Lateral strength of extended cavity wall
Information, help and advice on many architecture, self build and design problems and issues

2 posts   •   Page 1 of 1
Posts: 15
Joined: Fri Mar 30, 2012 8:27 pm

Lateral strength of extended cavity wall

by benawhile » Mon Aug 31, 2020 9:08 pm

My small 2 storey house, built on a simple rectangular foundation, is being extended half width at the front and full width at the back.
We have cavity walls existing and extended.
The builders had to make vertical saw cuts in the existing brickwork at the corners where the extensions butt on, for a vertical dpc to prevent damp being carried across along the old external rear wall, which has now become an internal wall.
Inside we are making openings in what was the external wall, but is now an internal wall, downstairs and upstairs.
Downstairs we are able to leave a 440mm pier supporting the steel beam across the opening, which appears to also give some lateral strength to the external wall, the strength of the corner having been weakened by the vertical saw cuts

However upstairs the boundary between existing wall and extension is required to be a flush join where wall which was external but is now internal is removed.

There will be effectively a simple butt join between new and old wall as in the upper part of the picture with the bricks marked 1st floor A, at what was a corner.
My concern is that as we have to continue the saw cut for the full height of the wall, there will be a weak spot at this join, as the new brickwork isn’t keyed in to the old, but furfixed, and the only way we can provide any strength is to continue the internal skin brickwork a bit further into the existing house thereby staggering the furfix profiles so that the internal one is set further back than the external. See the lower part of the picture, 1st floor B.

Of particular note is that every alternate course in inner and outer skin is weakened by there being just two half bricks abutting each other
There was a reason provided by the architect for specifying flush furfix joints rather than keying in as that would allow for more ground movement at the join

Will this staggering provide appropriate strength?

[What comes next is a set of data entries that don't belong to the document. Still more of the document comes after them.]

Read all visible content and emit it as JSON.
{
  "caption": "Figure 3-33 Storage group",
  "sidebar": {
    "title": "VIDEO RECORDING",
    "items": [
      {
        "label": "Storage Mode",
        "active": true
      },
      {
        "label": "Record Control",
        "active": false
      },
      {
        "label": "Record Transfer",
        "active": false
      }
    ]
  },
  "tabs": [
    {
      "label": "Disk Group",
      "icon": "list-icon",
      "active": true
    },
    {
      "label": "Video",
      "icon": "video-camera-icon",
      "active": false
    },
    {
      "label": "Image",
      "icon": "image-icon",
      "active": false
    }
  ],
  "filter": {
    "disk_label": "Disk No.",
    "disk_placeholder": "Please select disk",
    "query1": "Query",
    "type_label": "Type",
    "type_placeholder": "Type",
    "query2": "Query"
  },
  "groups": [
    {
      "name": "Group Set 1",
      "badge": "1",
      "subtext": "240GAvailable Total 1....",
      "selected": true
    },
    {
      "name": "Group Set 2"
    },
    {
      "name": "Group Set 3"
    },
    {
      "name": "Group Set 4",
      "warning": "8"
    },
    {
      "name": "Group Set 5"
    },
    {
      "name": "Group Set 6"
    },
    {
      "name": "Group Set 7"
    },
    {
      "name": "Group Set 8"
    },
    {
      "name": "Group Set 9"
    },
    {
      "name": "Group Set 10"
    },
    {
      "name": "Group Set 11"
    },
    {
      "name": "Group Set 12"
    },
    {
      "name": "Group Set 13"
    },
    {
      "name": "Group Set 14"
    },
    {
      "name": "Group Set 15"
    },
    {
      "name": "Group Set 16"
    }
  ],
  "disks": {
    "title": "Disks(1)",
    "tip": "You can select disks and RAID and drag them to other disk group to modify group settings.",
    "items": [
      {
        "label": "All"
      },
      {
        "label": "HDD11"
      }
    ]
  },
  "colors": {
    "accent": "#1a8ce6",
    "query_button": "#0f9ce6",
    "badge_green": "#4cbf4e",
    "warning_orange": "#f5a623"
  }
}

Obviously I will go back to the architect for more consultation and reassurance, but I wondered if I could get an objective view of whether this is a routine problem and solution.
13.404.T.101A - 5 Downsland Road Part of Proposed First Floor Plan.jpg
13.404.T.100C - 5 Downsland Road Proposed Ground Floor Plan.jpg
5 Downsland SE corner 1st floor compressed 2.jpg

Project Manager
Project Manager
Posts: 6476
Joined: Wed Dec 10, 2008 6:44 pm

Re: Lateral strength of extended cavity wall

by stoneyboy » Wed Sep 02, 2020 7:30 pm

Hi benawhile
Where you have a new wall joining at right angle to an existing wall there should not be an issue. Suggest that where there is a join in a straight wall you ask for new wall to be tooth keyed into existing wall.

2 posts   •   Page 1 of 1
It is currently Wed Jul 17, 2024 4:22 pm